May 16, 2012 — A groundbreaking international trial, presented yesterday at EuroPCR, has demonstrated for the very first time the true value of percutaneous coronary intervention (PCI) in patients with stable coronary artery disease. The study highlights the critical importance of targeting these interventions to patients with ischemia and may revolutionize the patient selection procedure for PCI.
The FAME II study is the first of its kind and has shown that targeting fractional flow reserve (FFR)-guided PCI and optimal medical treatment (OMT) to patients with ischemia (having at least one stenosis with FFR ≤ 0.80) can reduce the need for revascularization by a factor of between 6 - 11 compared with OMT alone. This study also provides clear evidence that patients without ischemia do not need to undergo PCI and can be successfully managed using OMT alone.
This randomized, prospective study was conducted among a cohort of over 1,200 patients across 28 centers in Europe and the US. Patients with ischemia were randomized to receive either FFR-guided PCI and OMT, or OMT alone. PCI was conducted using the very latest second-generation drug-eluting stent systems (DES). Patients without ischemia received treatment with OMT alone. The primary end point recorded was a composite of all-cause death, myocardial infarction (MI) and unplanned hospitalization leading to urgent revascularization. Patients were only considered as urgent revascularization cases if they entered the hospital through the emergency ward and their revascularization procedure was performed during the same hospitalization episode, or if they presented at the clinic with increased angina symptoms requiring urgent revascularization.
Bernard DeBruyne believes that these results will have a major impact on clinical practice and outcomes for these patients. “This study has the potential to change the way that we target treatment in the future. Many patients in whom we consider placing stents have no ischemia; this study has shown us that these patients can do very well with medical treatment alone.

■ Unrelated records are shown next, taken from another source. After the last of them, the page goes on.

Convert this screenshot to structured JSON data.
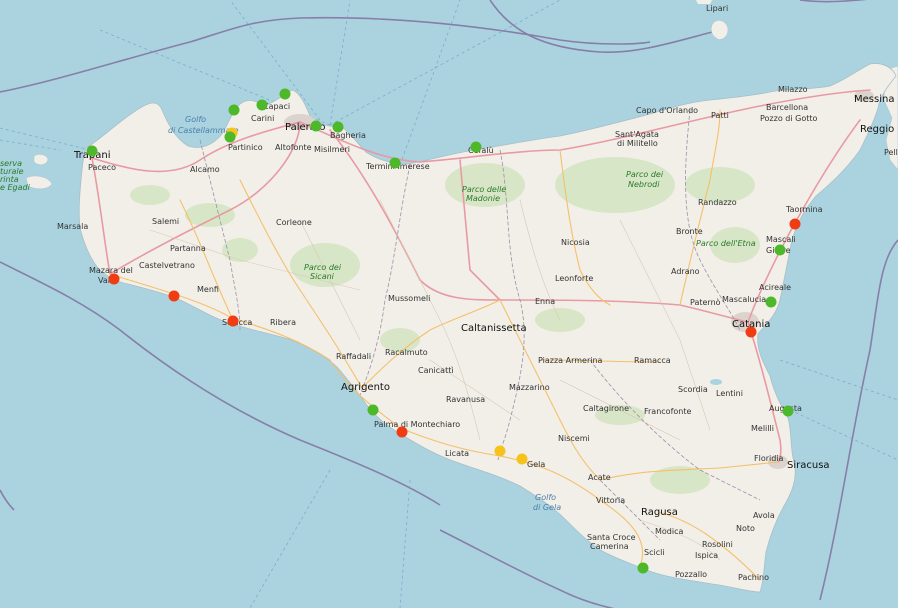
{
  "colors": {
    "sea": "#aad3df",
    "land": "#f2efe9",
    "green_dot": "#4cb82a",
    "red_dot": "#f03c12",
    "yellow_dot": "#f6c31a",
    "boundary": "#7e6a9b",
    "forest": "#cfe3bb"
  },
  "labels": {
    "lipari": "Lipari",
    "milazzo": "Milazzo",
    "barcellona": "Barcellona",
    "pozzo_di_gotto": "Pozzo di Gotto",
    "messina": "Messina",
    "reggio": "Reggio Cal",
    "pell": "Pell",
    "capo_d_orlando": "Capo d'Orlando",
    "patti": "Patti",
    "sant_agata": "Sant'Agata",
    "di_militello": "di Militello",
    "trapani": "Trapani",
    "paceco": "Paceco",
    "riserva_1": "serva",
    "riserva_2": "turale",
    "riserva_3": "rinta",
    "riserva_4": "e Egadi",
    "capaci": "Capaci",
    "carini": "Carini",
    "golfo_castellammare_1": "Golfo",
    "golfo_castellammare_2": "di Castellammare",
    "palermo": "Palermo",
    "bagheria": "Bagheria",
    "misilmeri": "Misilmeri",
    "partinico": "Partinico",
    "altofonte": "Altofonte",
    "alcamo": "Alcamo",
    "termini": "Termini Imerese",
    "cefalu": "Cefalù",
    "parco_madonie_1": "Parco delle",
    "parco_madonie_2": "Madonie",
    "parco_nebrodi_1": "Parco dei",
    "parco_nebrodi_2": "Nebrodi",
    "randazzo": "Randazzo",
    "taormina": "Taormina",
    "calatafimi": "Castelvetrano",
    "salemi": "Salemi",
    "marsala": "Marsala",
    "corleone": "Corleone",
    "partanna": "Partanna",
    "mazara_1": "Mazara del",
    "mazara_2": "Vallo",
    "menfi": "Menfi",
    "sciacca": "Sciacca",
    "ribera": "Ribera",
    "parco_sicani_1": "Parco dei",
    "parco_sicani_2": "Sicani",
    "nicosia": "Nicosia",
    "bronte": "Bronte",
    "parco_etna": "Parco dell'Etna",
    "mascali": "Mascali",
    "giarre": "Giarre",
    "leonforte": "Leonforte",
    "adrano": "Adrano",
    "acireale": "Acireale",
    "mussomeli": "Mussomeli",
    "enna": "Enna",
    "paterno": "Paternò",
    "mascalucia": "Mascalucia",
    "catania": "Catania",
    "caltanissetta": "Caltanissetta",
    "raffadali": "Raffadali",
    "racalmuto": "Racalmuto",
    "piazza_armerina": "Piazza Armerina",
    "ramacca": "Ramacca",
    "agrigento": "Agrigento",
    "canicatti": "Canicattì",
    "mazzarino": "Mazzarino",
    "scordia": "Scordia",
    "ravanusa": "Ravanusa",
    "lentini": "Lentini",
    "francofonte": "Francofonte",
    "caltagirone": "Caltagirone",
    "palma": "Palma di Montechiaro",
    "augusta": "Augusta",
    "melilli": "Melilli",
    "niscemi": "Niscemi",
    "licata": "Licata",
    "gela": "Gela",
    "floridia": "Floridia",
    "siracusa": "Siracusa",
    "acate": "Acate",
    "golfo_gela_1": "Golfo",
    "golfo_gela_2": "di Gela",
    "vittoria": "Vittoria",
    "ragusa": "Ragusa",
    "avola": "Avola",
    "modica": "Modica",
    "noto": "Noto",
    "santa_croce_1": "Santa Croce",
    "santa_croce_2": "Camerina",
    "scicli": "Scicli",
    "rosolini": "Rosolini",
    "ispica": "Ispica",
    "pozzallo": "Pozzallo",
    "pachino": "Pachino"
  },
  "markers": [
    {
      "status": "green"
    },
    {
      "status": "green"
    },
    {
      "status": "green"
    },
    {
      "status": "green"
    },
    {
      "status": "green"
    },
    {
      "status": "green"
    },
    {
      "status": "yellow"
    },
    {
      "status": "green"
    },
    {
      "status": "green"
    },
    {
      "status": "green"
    },
    {
      "status": "red"
    },
    {
      "status": "red"
    },
    {
      "status": "red"
    },
    {
      "status": "green"
    },
    {
      "status": "red"
    },
    {
      "status": "yellow"
    },
    {
      "status": "yellow"
    },
    {
      "status": "green"
    },
    {
      "status": "green"
    },
    {
      "status": "red"
    },
    {
      "status": "green"
    },
    {
      "status": "red"
    },
    {
      "status": "green"
    }
  ]
}
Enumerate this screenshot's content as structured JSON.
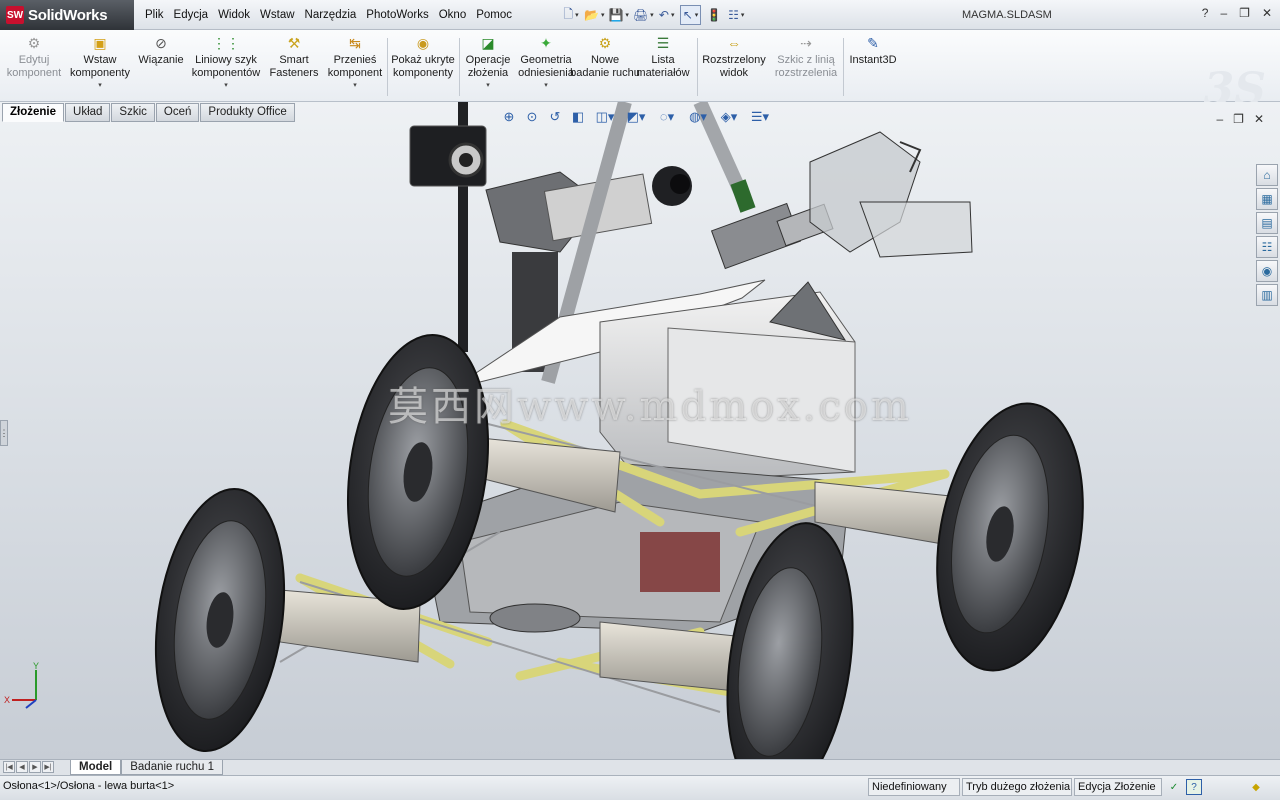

Targeting PCI to the right patients and the right lesions using second-generation DES systems can have a major impact on the success rate for these interventions.”
The study was halted prematurely due to an overwhelming difference in primary end point outcomes between the treatment arms, with a major advantage for PCI and OMT. The safety management board (SMB) considered that it was not ethically or scientifically justified to submit patients to a risk that had been identified. Patient enrolment began in May 2010 and the study was halted in January 2012, with 90% of recruitment taking place in 2011.